*** DATA PROVIDED
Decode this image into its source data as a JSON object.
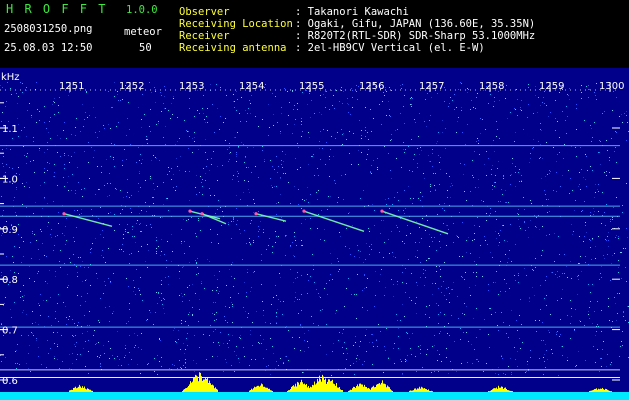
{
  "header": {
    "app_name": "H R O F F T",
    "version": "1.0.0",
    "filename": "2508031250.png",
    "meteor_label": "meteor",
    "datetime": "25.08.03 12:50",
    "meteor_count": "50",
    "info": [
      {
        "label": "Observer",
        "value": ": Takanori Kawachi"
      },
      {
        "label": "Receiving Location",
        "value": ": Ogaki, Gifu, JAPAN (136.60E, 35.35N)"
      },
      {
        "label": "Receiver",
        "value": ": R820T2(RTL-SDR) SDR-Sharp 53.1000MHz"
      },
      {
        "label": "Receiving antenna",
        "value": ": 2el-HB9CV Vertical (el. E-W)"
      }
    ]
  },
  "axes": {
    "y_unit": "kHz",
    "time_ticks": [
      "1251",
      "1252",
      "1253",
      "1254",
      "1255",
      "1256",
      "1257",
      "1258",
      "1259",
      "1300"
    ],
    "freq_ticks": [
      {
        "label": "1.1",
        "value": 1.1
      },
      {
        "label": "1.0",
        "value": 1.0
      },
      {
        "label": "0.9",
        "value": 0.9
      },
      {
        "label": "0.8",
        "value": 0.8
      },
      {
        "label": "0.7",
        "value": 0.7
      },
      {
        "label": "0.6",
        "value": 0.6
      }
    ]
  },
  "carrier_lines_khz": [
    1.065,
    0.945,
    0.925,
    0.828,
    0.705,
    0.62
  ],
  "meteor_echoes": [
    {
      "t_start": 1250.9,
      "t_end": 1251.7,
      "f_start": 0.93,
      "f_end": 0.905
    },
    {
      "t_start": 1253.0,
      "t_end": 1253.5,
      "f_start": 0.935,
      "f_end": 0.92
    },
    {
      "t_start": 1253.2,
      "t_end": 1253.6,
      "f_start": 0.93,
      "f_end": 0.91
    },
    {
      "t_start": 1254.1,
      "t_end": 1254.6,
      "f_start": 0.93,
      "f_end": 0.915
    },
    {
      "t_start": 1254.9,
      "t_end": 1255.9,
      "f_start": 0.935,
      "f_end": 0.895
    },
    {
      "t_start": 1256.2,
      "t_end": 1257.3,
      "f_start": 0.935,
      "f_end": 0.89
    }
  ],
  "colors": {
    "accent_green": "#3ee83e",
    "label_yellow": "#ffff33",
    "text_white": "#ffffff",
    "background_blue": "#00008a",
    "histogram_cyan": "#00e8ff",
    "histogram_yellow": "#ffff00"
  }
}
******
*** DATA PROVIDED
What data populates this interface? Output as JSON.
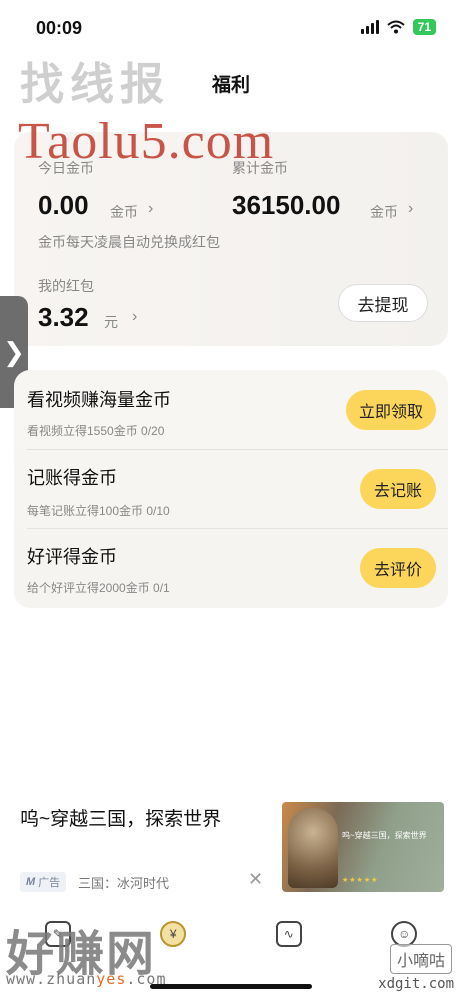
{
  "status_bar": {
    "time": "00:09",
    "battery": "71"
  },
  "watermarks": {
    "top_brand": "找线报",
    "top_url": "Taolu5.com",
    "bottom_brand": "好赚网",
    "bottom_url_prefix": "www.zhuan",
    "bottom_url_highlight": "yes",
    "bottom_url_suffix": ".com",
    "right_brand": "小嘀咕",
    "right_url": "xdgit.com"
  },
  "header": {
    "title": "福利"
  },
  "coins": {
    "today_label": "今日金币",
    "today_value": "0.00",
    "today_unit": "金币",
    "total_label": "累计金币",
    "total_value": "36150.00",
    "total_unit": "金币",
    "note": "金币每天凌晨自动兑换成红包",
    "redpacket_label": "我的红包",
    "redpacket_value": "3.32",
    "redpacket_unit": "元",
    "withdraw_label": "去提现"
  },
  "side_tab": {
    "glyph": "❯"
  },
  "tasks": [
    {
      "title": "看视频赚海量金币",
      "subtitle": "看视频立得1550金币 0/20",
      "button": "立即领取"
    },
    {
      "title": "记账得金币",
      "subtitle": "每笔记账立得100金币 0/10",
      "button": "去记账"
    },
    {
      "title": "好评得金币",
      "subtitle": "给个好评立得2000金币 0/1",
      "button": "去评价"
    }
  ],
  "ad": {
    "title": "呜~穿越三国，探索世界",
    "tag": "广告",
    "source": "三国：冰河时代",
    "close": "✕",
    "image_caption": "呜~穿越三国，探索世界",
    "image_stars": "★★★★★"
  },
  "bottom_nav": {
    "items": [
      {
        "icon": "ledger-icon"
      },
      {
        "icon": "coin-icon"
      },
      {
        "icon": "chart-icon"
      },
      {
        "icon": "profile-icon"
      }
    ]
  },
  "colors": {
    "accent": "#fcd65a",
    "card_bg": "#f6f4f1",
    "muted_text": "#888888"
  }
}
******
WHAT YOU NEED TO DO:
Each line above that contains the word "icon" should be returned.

SOLUTION FOR THIS EXERCISE:
        "icon": "ledger-icon"
        "icon": "coin-icon"
        "icon": "chart-icon"
        "icon": "profile-icon"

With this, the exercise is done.